A man and a woman sit in a canoe, both rowing hard.

Men aren’t the only ones who brave the Saint-Maurice.

Still in our canoe, it’s time to pick up the pace a bit. Let’s go for a little sprint in the company of the brave athletes who’ve been racing on the river since 1934. That year, which marked the 300th anniversary of the founding of Trois-Rivières, a 200 km race was inaugurated between La Tuque and the mouth of the Saint-Maurice.

Since that time, the river has inspired courageous and somewhat reckless canoeists to challenge themselves by taking part in a competition that is unique in Canada.

Grab Your Paddles!

Competitors have to use all their skill to make it through rapids and around falls that require long portages. They don’t shy away from any of the challenges the river throws up. They’re not frightened by sudden gusts of wind that could capsize their canoe or the dangerous rapids of the Forges du Saint-Maurice. Their love of the sport and the cheers of the spectators push the canoeists to give it their all.

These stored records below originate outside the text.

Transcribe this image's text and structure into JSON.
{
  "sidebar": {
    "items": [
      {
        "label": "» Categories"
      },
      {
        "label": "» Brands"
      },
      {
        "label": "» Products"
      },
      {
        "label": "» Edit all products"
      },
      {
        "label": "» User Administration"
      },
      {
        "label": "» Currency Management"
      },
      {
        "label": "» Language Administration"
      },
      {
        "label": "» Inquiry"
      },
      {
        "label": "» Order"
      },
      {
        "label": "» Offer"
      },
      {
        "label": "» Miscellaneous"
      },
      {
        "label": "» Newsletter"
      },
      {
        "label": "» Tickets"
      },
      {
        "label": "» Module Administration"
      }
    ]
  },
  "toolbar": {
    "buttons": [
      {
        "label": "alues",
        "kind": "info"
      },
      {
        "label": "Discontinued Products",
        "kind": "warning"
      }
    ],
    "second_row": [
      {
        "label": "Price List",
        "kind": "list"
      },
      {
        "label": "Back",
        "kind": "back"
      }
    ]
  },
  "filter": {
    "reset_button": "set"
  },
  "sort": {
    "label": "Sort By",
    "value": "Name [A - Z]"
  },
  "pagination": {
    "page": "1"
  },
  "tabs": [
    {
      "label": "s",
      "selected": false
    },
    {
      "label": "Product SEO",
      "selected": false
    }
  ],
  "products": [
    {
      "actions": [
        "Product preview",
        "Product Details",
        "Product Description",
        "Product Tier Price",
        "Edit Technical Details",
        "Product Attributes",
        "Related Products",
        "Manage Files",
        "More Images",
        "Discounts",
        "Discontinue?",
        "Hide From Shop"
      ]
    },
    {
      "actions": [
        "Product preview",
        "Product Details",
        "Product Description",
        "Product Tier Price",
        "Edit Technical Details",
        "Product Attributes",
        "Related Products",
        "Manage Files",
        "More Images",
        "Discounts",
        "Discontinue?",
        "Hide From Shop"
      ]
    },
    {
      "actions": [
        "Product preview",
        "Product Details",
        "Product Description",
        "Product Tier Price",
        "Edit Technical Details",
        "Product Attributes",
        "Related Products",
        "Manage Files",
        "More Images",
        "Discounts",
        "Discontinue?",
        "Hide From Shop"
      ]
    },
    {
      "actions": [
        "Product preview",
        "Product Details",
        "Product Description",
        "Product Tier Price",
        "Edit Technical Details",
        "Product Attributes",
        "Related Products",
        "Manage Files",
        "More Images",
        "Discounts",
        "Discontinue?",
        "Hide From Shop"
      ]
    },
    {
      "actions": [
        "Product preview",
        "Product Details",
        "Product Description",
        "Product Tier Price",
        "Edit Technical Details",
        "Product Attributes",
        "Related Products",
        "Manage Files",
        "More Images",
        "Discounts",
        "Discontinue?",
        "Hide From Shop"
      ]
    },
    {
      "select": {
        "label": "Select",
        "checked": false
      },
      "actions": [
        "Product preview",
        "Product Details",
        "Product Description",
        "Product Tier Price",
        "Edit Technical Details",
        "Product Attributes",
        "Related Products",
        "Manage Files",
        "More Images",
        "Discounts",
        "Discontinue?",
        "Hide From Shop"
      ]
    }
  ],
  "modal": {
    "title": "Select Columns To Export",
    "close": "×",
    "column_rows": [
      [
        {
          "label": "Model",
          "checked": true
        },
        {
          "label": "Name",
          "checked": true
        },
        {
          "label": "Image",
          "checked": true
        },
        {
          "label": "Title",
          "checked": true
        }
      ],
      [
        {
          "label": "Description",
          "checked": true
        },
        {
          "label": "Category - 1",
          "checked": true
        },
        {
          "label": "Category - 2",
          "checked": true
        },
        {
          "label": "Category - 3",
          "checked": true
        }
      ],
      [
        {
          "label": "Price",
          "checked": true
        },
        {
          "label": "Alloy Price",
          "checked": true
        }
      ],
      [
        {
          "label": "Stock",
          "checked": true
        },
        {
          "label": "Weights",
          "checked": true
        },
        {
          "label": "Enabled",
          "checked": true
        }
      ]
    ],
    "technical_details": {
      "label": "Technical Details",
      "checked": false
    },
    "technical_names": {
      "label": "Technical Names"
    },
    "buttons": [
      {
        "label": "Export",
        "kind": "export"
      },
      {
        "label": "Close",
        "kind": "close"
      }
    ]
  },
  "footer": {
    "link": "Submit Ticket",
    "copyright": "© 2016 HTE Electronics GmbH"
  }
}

On the banks, spectators get as close to the water as possible to see the passing canoeists, who seem so tiny in the middle of the wide river and high cliffs.

Record crowds attend the 27th edition of the Classique internationale de canots de la Mauricie in1960

In the early years, the men who raced down the Saint-Maurice were often ones who worked at sites further north. In their heavy wooden canoes, they had to ignore the pain in their muscles and paddle with all their strength. Two such amateur canoeists were Jos “Bin” Lachance and Victor Gélinas, who won the very first edition of the race in 1934.

Teams of canoeists, including Le Nouvelliste’s team, line up their wooden canoes on the starting line.

In 1936, Le Nouvelliste started racing with the K-8-ishish boys

The Lords of the River

Over time, well-trained athletes came to dominate the starting line. Some canoe teams received financial support from sponsors, such as Le Nouvelliste and Anne Stillman McCormick, a wealthy American, who also donated the winner’s trophy in 1936.

Two men are rowing boldly in a canoe. Pleasure crafts are watching them in the background. Another canoe follows closely behind.

Serge Corbin, 1992

As the years went by, new competitions were added to promote other types of boats, such as kayaks and rabaskas. Legendary competitors also spiced up the race, such as Serge Corbin, the “King of the River,” who won it 26 times between 1974 and 2007.

In addition to the athletic achievements of canoeists, the Classique is also a place where unexpected friendships are made.

Several people are gathered around a table: two white men, two Indigenous men and a young white boy.

Click on this image to get a behind-the-scenes glimpse of the race.

A Long-Standing Tradition

Nowadays, with faster, lightweight canoes, men and women from Québec, elsewhere in Canada and the United States can travel down the river in three days, stopping at St‑Roch-de-Mékinac and Shawinigan.

Tens of thousands of spectators attend this event every year, which is a true celebration of the Saint-Maurice River and its vast watershed.